START RECORDS FOR THE EXERCISE

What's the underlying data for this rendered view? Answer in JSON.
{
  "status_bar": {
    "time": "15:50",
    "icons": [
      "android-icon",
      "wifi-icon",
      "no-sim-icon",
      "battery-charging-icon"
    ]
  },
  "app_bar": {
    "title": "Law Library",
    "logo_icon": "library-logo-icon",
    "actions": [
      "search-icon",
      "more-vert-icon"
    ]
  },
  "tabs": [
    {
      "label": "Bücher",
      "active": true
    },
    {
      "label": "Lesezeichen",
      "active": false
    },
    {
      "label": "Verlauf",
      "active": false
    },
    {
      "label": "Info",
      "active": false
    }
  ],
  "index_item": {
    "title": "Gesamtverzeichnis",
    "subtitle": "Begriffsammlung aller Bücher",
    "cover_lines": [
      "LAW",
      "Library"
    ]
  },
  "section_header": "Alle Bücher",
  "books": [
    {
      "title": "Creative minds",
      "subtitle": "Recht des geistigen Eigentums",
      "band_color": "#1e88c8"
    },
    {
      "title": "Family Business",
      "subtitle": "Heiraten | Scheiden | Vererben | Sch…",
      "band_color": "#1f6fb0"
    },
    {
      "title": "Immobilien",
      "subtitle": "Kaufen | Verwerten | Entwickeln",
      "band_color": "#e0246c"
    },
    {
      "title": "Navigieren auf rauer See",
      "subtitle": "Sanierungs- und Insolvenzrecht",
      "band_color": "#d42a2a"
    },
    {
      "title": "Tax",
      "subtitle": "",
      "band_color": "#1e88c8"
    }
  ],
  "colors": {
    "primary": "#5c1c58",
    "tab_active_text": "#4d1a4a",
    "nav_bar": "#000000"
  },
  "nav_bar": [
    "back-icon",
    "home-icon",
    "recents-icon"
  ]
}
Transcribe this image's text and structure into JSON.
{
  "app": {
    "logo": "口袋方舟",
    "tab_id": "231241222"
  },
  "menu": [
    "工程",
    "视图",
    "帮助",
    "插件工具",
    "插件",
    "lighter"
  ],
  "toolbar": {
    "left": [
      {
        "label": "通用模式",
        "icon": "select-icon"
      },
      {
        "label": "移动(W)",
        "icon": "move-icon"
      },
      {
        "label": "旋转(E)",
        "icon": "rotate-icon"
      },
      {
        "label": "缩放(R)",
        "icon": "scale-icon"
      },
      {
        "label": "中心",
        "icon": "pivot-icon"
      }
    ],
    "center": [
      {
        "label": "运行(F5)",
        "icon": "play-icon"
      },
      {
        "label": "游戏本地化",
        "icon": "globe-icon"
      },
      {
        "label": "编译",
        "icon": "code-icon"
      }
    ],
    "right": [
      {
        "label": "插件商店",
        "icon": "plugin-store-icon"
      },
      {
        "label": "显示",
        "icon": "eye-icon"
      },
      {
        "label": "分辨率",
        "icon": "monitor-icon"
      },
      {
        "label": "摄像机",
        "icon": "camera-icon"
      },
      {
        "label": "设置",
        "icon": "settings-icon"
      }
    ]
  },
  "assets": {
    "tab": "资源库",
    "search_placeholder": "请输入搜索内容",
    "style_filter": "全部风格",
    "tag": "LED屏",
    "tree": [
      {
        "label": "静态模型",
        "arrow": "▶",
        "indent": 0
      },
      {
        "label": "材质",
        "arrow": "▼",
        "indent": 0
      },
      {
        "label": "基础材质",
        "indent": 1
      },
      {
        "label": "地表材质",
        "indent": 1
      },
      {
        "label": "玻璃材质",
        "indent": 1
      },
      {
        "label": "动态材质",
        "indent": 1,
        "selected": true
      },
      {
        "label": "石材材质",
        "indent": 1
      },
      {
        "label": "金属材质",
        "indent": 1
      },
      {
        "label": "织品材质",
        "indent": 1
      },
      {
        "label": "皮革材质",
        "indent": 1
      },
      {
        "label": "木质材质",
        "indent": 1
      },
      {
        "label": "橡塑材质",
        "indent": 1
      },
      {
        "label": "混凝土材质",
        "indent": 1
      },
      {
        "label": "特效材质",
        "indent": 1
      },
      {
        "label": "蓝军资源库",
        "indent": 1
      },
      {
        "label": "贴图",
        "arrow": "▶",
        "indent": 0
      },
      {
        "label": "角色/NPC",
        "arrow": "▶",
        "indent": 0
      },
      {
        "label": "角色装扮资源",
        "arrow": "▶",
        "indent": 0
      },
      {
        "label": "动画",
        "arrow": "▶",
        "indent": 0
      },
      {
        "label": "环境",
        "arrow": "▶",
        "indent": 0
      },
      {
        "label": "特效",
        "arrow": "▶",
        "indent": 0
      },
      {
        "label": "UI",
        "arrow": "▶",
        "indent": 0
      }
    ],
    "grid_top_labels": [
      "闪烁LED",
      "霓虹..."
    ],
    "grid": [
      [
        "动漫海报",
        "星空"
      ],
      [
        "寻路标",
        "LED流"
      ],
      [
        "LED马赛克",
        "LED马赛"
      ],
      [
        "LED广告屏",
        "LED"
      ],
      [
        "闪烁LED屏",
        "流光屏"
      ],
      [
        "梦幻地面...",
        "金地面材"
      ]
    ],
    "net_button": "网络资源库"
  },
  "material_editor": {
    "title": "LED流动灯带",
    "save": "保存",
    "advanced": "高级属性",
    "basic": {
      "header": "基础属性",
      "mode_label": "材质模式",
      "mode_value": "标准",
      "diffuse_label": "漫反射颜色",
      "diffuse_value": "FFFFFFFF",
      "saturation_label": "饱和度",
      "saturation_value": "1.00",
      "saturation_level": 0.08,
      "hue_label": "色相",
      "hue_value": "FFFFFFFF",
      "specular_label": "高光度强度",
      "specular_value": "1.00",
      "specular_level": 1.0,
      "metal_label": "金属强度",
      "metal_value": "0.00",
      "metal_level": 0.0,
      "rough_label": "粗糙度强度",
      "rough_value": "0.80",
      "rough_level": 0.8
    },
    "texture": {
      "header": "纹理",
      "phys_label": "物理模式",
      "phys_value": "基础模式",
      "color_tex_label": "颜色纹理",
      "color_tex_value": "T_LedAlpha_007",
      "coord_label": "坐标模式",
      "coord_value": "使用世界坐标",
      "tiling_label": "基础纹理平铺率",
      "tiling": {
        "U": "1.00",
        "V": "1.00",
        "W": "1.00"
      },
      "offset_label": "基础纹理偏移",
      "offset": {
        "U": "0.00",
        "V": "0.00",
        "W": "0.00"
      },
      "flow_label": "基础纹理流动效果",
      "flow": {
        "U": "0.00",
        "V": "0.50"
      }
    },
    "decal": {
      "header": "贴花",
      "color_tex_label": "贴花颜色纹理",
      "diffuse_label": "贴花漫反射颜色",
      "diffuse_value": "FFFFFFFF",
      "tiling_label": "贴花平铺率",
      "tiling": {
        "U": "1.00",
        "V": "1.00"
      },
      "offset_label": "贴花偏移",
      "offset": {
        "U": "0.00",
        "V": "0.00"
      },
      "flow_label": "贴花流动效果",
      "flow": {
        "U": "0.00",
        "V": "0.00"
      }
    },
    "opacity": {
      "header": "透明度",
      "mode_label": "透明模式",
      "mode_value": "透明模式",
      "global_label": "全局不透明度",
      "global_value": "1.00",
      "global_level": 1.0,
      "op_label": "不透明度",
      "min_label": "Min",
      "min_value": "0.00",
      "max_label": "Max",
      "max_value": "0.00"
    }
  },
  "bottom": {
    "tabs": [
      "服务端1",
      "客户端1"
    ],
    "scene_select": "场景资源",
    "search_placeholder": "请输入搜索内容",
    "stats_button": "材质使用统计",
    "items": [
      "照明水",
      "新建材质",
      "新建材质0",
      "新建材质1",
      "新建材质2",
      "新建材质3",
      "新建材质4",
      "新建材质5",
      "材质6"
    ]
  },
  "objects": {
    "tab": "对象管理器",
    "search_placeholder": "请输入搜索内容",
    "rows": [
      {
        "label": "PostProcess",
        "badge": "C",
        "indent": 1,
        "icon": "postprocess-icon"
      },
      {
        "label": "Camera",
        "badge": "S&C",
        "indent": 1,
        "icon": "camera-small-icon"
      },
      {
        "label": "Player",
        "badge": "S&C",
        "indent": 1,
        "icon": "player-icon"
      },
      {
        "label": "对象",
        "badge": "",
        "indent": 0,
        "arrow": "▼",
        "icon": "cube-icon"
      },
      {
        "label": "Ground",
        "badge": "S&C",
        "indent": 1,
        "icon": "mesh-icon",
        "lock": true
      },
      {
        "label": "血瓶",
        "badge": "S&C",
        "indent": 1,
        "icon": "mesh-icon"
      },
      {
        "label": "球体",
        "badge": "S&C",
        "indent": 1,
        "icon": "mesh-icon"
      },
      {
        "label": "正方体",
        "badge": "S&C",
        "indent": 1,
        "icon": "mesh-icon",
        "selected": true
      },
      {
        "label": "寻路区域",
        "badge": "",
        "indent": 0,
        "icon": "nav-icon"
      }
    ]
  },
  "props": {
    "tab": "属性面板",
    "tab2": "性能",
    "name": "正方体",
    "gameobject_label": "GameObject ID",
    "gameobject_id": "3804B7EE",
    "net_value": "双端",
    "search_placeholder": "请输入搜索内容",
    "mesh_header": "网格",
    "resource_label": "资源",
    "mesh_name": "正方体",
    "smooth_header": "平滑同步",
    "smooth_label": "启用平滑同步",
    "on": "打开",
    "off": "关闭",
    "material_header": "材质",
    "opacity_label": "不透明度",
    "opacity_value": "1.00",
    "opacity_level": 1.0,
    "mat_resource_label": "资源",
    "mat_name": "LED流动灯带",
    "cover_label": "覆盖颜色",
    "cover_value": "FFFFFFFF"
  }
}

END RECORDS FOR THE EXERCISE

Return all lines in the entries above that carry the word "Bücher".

      "label": "Bücher",
    "subtitle": "Begriffsammlung aller Bücher",
  "section_header": "Alle Bücher",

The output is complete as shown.